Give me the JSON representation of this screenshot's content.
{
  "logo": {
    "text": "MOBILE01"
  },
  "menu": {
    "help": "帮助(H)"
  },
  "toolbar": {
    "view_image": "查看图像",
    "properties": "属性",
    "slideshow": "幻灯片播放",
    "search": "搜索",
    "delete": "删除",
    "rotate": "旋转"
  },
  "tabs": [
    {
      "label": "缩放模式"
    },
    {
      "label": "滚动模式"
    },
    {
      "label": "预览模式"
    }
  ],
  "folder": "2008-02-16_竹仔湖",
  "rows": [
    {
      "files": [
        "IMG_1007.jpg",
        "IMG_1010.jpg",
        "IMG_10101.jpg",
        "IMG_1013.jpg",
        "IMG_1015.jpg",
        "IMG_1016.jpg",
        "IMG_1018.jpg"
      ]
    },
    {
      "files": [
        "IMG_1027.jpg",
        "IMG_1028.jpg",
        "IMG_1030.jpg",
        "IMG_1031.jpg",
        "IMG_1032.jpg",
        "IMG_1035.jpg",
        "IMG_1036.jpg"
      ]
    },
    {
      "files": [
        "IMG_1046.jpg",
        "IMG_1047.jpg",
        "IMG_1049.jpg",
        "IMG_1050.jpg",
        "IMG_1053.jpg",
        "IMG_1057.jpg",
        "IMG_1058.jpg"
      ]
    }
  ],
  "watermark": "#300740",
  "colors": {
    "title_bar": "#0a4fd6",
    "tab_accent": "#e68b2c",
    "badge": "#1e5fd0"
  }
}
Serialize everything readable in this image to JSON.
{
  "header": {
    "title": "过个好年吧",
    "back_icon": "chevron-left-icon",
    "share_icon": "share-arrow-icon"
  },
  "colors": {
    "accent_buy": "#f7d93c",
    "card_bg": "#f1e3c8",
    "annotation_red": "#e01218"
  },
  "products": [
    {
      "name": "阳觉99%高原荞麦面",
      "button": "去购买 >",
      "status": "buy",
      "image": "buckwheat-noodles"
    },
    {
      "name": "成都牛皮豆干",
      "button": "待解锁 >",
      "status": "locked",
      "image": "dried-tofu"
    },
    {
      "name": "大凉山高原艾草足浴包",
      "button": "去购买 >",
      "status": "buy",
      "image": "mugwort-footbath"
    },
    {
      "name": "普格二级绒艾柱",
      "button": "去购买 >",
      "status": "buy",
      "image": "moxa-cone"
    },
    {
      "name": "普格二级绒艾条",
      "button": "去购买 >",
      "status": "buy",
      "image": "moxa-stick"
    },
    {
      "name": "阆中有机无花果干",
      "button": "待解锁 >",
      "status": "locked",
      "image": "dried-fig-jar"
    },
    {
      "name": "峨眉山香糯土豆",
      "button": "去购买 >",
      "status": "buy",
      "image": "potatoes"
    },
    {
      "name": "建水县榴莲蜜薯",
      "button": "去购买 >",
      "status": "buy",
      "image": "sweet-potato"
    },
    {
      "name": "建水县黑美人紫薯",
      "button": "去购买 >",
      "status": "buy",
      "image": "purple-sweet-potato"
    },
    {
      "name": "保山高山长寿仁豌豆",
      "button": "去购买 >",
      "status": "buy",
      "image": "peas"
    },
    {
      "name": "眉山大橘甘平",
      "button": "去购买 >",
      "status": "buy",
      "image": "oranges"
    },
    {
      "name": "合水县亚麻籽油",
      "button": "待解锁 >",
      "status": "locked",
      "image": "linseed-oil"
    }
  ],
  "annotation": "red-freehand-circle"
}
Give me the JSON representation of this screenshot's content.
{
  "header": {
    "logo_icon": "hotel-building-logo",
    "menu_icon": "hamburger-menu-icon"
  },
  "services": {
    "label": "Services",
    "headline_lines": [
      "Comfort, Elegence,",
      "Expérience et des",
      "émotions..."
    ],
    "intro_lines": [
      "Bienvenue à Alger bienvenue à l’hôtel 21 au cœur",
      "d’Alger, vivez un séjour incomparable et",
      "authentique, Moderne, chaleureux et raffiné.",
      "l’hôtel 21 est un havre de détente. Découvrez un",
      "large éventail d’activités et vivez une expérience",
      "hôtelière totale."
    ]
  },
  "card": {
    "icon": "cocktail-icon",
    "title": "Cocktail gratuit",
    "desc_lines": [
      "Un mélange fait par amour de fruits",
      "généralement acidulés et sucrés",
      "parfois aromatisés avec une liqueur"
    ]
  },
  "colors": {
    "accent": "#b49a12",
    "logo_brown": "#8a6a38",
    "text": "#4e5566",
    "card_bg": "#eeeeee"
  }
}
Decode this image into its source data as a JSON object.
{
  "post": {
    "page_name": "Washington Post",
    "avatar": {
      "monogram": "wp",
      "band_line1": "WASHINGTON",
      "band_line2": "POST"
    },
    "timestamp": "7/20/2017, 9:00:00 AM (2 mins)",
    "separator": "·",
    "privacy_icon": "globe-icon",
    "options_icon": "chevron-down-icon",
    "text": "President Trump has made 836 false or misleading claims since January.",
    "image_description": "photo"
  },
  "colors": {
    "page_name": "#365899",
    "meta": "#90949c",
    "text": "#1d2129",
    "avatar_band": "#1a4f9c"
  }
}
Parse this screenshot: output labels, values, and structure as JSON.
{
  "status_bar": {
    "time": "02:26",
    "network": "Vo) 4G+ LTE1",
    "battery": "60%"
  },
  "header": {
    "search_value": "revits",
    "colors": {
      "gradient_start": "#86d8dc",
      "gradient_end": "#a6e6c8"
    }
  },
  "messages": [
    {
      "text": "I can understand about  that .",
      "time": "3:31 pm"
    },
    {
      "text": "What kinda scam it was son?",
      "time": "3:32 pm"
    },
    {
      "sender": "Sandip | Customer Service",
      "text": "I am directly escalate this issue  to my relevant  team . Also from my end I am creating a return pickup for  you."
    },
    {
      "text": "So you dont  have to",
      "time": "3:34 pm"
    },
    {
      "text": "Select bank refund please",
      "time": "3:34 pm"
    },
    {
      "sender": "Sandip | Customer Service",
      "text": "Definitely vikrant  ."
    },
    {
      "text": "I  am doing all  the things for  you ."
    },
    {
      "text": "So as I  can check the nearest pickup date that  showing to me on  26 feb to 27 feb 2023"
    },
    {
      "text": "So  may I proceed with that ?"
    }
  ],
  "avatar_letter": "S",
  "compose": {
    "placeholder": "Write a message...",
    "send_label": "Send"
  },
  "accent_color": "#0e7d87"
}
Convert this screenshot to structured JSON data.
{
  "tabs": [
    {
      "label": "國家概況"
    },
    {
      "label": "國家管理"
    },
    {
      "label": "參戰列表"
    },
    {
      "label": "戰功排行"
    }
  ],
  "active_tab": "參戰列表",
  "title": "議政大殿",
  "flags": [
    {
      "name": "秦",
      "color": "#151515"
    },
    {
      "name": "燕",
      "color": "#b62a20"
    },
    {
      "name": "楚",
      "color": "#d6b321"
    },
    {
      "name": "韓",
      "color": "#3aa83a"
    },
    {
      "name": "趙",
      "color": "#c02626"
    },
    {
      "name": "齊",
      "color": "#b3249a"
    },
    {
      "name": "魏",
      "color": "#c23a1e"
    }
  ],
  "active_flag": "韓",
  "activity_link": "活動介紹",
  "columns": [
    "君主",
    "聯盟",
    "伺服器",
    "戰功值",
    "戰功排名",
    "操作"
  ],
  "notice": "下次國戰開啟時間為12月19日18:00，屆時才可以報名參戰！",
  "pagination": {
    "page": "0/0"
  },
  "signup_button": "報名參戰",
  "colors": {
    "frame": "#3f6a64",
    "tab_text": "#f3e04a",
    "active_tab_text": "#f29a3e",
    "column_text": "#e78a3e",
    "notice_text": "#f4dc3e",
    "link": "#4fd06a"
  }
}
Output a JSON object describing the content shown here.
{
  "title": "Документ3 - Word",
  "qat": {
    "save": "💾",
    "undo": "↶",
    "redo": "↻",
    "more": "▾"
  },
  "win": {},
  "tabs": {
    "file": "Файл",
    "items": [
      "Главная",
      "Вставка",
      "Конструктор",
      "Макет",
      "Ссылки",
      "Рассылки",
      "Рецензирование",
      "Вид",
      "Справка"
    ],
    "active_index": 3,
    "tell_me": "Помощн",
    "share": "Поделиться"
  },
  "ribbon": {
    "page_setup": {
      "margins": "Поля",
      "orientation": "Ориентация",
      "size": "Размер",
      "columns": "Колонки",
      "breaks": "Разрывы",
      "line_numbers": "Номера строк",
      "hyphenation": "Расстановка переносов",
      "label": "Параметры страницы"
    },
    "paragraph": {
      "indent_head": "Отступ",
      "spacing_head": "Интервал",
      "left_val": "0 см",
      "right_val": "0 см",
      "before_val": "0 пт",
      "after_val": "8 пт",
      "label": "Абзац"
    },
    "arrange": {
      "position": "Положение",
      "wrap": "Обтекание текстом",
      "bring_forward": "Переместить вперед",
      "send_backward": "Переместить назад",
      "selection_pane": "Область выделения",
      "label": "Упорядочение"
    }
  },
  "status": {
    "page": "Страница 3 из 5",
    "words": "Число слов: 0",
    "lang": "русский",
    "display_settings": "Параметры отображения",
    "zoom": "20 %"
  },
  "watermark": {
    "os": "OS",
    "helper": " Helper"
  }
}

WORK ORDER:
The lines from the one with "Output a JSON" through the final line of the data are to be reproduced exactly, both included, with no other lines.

YOUR RESPONSE:
Output a JSON object describing the content shown here.
{
  "title": "Документ3 - Word",
  "qat": {
    "save": "💾",
    "undo": "↶",
    "redo": "↻",
    "more": "▾"
  },
  "win": {},
  "tabs": {
    "file": "Файл",
    "items": [
      "Главная",
      "Вставка",
      "Конструктор",
      "Макет",
      "Ссылки",
      "Рассылки",
      "Рецензирование",
      "Вид",
      "Справка"
    ],
    "active_index": 3,
    "tell_me": "Помощн",
    "share": "Поделиться"
  },
  "ribbon": {
    "page_setup": {
      "margins": "Поля",
      "orientation": "Ориентация",
      "size": "Размер",
      "columns": "Колонки",
      "breaks": "Разрывы",
      "line_numbers": "Номера строк",
      "hyphenation": "Расстановка переносов",
      "label": "Параметры страницы"
    },
    "paragraph": {
      "indent_head": "Отступ",
      "spacing_head": "Интервал",
      "left_val": "0 см",
      "right_val": "0 см",
      "before_val": "0 пт",
      "after_val": "8 пт",
      "label": "Абзац"
    },
    "arrange": {
      "position": "Положение",
      "wrap": "Обтекание текстом",
      "bring_forward": "Переместить вперед",
      "send_backward": "Переместить назад",
      "selection_pane": "Область выделения",
      "label": "Упорядочение"
    }
  },
  "status": {
    "page": "Страница 3 из 5",
    "words": "Число слов: 0",
    "lang": "русский",
    "display_settings": "Параметры отображения",
    "zoom": "20 %"
  },
  "watermark": {
    "os": "OS",
    "helper": " Helper"
  }
}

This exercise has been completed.